Hello and welcome back to my new series called Disneyland Paris at 25. For anyone who missed the last couple of posts, this series will be me talking about the 25 things I love about Disneyland Paris. I will publish one or two posts a week (depending on how I sorted out the schedule) about each aspect up until Disneyland Paris’s official anniversary on 12th April. I thought that it would be a great way of honouring the park and its 25 years as well as sharing some of my own memories of past trips.
If you want to catch the introduction or the inaugural post I will include the links down below:
So as you can see from the link, the first post was all about the Disneyland Hotel, the beautiful and elegant entrance to the magic.
Today I’ll be stepping out the other side of the hotel, walking under the Disneyland Railroad, and stopping at the top of Main Street USA.
It’s not the best photograph in the world for capturing the top of Main Street USA but what I like about it is that there is this big expanse of space just before you hit the main thoroughfare. It is the area where we say “we’re here,” or if you’re like me “I’m home” and all that desire to be back in the park is suddenly real.

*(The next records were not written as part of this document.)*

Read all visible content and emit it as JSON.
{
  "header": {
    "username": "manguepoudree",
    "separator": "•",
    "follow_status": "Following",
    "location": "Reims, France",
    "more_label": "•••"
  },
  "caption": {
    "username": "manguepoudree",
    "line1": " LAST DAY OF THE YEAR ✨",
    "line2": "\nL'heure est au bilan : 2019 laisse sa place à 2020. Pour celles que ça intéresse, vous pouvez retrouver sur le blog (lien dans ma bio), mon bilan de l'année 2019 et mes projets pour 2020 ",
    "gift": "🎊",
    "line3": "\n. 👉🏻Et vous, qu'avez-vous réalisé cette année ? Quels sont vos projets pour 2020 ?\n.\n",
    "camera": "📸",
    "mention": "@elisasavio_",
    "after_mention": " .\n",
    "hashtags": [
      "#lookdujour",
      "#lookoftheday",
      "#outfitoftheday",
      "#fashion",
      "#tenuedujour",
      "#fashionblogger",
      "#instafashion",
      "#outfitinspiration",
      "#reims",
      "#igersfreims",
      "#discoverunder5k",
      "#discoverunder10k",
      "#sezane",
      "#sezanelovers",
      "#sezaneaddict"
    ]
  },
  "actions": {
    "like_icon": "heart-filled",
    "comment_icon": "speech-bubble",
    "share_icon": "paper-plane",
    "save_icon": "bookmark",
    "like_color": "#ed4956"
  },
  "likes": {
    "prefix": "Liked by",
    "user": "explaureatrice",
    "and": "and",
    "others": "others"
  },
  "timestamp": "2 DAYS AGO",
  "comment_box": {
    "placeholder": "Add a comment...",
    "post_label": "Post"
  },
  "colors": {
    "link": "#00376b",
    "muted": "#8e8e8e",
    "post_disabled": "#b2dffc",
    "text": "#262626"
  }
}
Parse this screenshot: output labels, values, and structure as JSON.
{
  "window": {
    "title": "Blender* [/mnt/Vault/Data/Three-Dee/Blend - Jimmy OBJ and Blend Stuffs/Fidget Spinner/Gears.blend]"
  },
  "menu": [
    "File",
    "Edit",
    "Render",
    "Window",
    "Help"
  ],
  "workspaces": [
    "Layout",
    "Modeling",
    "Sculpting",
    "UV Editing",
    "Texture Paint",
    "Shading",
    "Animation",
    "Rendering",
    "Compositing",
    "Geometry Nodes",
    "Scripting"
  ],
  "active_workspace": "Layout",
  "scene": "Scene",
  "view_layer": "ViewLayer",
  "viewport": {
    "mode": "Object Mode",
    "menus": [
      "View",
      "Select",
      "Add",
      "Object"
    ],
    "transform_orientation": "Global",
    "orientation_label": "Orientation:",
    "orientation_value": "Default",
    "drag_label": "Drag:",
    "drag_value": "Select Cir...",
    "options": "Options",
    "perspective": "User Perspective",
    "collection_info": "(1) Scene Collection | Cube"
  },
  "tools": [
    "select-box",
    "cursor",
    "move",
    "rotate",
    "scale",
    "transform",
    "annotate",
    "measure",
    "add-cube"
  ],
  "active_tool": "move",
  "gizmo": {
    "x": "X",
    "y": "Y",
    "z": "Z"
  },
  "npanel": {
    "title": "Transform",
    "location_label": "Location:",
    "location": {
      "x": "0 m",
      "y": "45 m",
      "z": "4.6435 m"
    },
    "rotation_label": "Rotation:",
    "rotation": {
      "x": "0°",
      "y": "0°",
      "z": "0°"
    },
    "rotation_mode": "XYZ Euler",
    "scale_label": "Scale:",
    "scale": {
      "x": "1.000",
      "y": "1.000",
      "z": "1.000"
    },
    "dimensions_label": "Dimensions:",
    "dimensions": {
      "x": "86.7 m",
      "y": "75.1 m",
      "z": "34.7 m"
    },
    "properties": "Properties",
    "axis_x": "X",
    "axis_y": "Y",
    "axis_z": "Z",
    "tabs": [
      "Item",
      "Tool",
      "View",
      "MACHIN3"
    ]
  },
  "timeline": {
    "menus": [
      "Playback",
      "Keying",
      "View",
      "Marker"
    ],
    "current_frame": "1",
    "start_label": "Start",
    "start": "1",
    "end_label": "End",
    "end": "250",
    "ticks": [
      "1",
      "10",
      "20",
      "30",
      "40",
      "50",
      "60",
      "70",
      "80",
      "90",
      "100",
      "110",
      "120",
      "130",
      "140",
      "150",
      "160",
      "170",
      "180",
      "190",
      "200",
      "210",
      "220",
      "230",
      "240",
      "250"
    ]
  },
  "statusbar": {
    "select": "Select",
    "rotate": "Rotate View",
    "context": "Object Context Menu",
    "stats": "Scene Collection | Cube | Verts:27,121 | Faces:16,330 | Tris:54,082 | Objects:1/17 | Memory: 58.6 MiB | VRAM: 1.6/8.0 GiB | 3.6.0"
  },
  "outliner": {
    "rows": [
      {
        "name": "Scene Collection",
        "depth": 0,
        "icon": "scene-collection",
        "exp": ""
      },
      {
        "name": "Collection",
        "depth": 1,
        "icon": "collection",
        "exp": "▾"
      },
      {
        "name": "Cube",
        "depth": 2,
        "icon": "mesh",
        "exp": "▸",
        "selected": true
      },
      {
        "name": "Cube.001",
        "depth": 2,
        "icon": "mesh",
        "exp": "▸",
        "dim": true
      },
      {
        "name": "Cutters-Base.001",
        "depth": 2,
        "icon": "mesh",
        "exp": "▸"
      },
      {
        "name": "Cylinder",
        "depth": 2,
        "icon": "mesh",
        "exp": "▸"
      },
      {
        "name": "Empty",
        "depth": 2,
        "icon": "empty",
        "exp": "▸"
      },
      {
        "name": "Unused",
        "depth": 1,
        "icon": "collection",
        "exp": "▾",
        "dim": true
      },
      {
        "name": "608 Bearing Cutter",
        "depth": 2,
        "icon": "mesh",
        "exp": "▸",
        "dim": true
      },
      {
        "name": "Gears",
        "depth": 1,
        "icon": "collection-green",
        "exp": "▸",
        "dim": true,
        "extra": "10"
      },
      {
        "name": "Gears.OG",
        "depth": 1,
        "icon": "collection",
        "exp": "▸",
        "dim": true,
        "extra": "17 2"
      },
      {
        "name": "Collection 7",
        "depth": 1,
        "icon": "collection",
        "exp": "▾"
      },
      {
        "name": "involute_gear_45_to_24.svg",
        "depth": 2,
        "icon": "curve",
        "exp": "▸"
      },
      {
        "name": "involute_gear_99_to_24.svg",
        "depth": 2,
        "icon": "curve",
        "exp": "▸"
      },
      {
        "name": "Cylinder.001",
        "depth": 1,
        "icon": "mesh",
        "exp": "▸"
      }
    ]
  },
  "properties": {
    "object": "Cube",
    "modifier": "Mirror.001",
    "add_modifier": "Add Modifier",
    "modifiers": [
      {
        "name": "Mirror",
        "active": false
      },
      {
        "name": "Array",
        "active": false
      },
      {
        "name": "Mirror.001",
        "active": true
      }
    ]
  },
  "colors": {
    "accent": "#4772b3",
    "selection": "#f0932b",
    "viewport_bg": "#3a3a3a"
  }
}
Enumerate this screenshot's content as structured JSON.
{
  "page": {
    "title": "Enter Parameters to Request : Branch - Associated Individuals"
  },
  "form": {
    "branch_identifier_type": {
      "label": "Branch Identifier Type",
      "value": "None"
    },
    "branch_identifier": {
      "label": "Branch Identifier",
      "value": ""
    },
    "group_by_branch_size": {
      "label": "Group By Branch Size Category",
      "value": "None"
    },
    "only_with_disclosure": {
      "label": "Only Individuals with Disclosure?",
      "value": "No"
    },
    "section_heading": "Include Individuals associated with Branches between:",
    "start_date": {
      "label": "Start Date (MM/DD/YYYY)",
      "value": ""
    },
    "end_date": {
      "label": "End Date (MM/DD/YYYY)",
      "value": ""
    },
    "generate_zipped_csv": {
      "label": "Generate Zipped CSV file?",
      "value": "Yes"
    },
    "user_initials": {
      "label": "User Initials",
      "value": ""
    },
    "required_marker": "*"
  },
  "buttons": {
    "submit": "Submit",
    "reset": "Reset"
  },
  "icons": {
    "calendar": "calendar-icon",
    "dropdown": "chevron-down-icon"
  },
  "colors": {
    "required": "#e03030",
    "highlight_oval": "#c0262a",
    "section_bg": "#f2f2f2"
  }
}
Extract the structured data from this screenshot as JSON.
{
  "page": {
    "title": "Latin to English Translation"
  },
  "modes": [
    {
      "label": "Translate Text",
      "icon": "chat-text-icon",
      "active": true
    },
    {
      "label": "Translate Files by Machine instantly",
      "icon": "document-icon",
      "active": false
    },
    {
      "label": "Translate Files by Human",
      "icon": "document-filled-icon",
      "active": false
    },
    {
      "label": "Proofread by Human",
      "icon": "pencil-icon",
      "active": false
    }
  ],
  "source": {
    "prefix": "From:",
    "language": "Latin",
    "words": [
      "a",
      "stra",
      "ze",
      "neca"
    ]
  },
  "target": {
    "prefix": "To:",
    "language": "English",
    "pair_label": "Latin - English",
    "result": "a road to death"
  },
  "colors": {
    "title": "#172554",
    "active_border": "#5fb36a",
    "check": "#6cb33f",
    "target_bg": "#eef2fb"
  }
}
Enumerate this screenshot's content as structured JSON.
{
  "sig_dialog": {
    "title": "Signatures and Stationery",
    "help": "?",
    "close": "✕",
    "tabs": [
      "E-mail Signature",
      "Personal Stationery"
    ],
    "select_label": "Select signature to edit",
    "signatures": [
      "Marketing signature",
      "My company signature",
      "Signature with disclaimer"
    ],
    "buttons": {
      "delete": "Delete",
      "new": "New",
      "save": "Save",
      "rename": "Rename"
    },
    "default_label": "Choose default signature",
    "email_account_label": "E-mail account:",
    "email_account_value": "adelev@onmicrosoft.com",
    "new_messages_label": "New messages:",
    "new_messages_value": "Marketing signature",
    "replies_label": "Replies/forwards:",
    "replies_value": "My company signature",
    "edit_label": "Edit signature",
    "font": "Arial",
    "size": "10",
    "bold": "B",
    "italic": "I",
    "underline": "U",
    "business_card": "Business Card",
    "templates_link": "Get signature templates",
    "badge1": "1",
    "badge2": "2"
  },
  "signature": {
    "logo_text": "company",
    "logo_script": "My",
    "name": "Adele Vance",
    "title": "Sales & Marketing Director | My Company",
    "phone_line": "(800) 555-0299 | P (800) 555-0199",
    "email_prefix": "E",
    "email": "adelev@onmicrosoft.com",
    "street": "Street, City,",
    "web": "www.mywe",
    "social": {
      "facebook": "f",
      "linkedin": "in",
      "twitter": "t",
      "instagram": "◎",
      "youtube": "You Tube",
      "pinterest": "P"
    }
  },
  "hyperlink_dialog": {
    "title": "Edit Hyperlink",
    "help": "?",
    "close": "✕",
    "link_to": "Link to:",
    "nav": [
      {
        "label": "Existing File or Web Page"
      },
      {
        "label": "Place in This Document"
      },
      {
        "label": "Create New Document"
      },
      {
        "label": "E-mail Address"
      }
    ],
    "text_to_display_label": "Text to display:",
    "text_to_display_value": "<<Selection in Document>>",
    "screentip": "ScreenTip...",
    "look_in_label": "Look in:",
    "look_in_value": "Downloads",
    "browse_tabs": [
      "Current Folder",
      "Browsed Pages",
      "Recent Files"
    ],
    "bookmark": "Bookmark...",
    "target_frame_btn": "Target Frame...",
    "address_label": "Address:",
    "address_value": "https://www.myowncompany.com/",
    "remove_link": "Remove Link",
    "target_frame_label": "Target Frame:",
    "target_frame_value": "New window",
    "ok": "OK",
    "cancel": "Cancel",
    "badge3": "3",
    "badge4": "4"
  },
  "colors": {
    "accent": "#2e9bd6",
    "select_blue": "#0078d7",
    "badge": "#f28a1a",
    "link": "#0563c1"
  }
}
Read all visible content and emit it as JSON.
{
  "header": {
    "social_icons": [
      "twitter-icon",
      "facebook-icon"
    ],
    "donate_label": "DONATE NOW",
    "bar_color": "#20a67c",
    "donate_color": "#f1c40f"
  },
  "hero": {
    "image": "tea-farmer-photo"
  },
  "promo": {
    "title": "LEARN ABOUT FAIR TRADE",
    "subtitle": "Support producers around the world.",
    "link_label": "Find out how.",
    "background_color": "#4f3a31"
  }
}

I find it doubly exciting and thrilling if the brass band is playing in the bandstand. The familiar sounds of Zip-A-Dee-Doo-Dah, The Mickey Mouse March etc are often like close friends and to hear them played just as you walk in fills you with even more magic and elation than you deem possible. Whilst I might not have been met by the brass band when I first walked under the Railroad on my last trip, I got this instead:
The 20th Anniversary Train (originally the Casey Jr float from the long-running Wonderful World of Disney Parade) and its soundtrack Do You Believe. It was fantastic and absolutely wonderful to see Main Street USA come alive with so much pixie dust and celebration.
However, moving on to the street in general, the Victorian and turn-of-the-century essence is one of the aspects I love the most. The Imagineers went out of their way to make the architecture as authentic as possible and it definitely shows.
The design of the buildings, the style of windows, the shutters, the pillars, the costumes of the statues… it truly is as if you’ve stepped back in time, making for that perfect beginning to the whole Disney park experience. Ultimately, that transition from the reality to the fantasy. There’s even a backstory to Main Street that if you heard it in relation to any small growing metropolis during the early 1900s, it would be realistic.
That story and the subtle details added by the Imagineers I believe truly make a difference to how you experience Main Street USA.
Spotting windows like this with reference to Imagineers, Disney legends, other films that might not be represented by attractions, parades or shows etc:
Hearing the sound of a dentist’s drill near the Dentist facade, hearing what I’m pretty certain is Pluto gurgling in the bath if you sit on one of the benches near Plaza Gardens restaurant (to the right of Central Plaza), and much more. Of course, any of the sound effects are going to be completely oblivious to any D/deaf guests like my sister but they’re still cool additions that more often than not are missed due to all the dashing around. Besides all the window details make up for that. I’ll admit I didn’t notice half of these until my third or fourth trip and with every other trip, I’ll notice another detail.
I know that there are similar details dotted down Main Street USA in Disneyland and Walt Disney World, but they are part of what entices me to revisit DLP again and again. I bet no matter how hard I try, I’ll never come across all the details, and it means that it is never boring. It’s very probable that I’m the only person in my family who thinks that, but there is magic up and down the street, and just as much as you’d find in any of the themed lands.
What I have just realised is so great is that all these details touch on every human sense and they come together to create this enveloping experience for every single guest. No matter how much I try to describe it in words, I won’t be able to put across the true essence of this land, if you can call it a land as such because you just have to feel it and allow it to sweep you away.
I think Walt Disney captured it perfectly when he said:
Here you leave today and enter the worlds of history, discovery and ageless fantasy
“A partir d’ici, vous quittez le présent et entrez dans le monde de l’histoire, des découvertes et de la fantaisie eternelle.”
as shown on this plaque that you pass before walking onto Main Street USA.
Side Note – I know there aren’t any details on what is specifically on Main Street USA, but you might find that a few different buildings pop up in later instalments – I didn’t want to give anything away!
The initial approach to Main Street USA was 1920s Hollywood, the age of jazz, cinema, gangsters, and the dawning of a new industrial age. However, with the help of veteran Disney artist Herb Ryman, Imagineers went back to their roots and rediscovered the spirit that Walt Disney wanted to create with the original Disneyland.
Accustomed to the richness Parisians find in their own city, the Imagineers recreated and recognised that by adding similar details.
The story behind Main Street USA is best explained in three murals that are displayed in the Plaza Garden’s restaurant.
Thanks for taking the time to read this longer post, and have a brazzle dazzle day!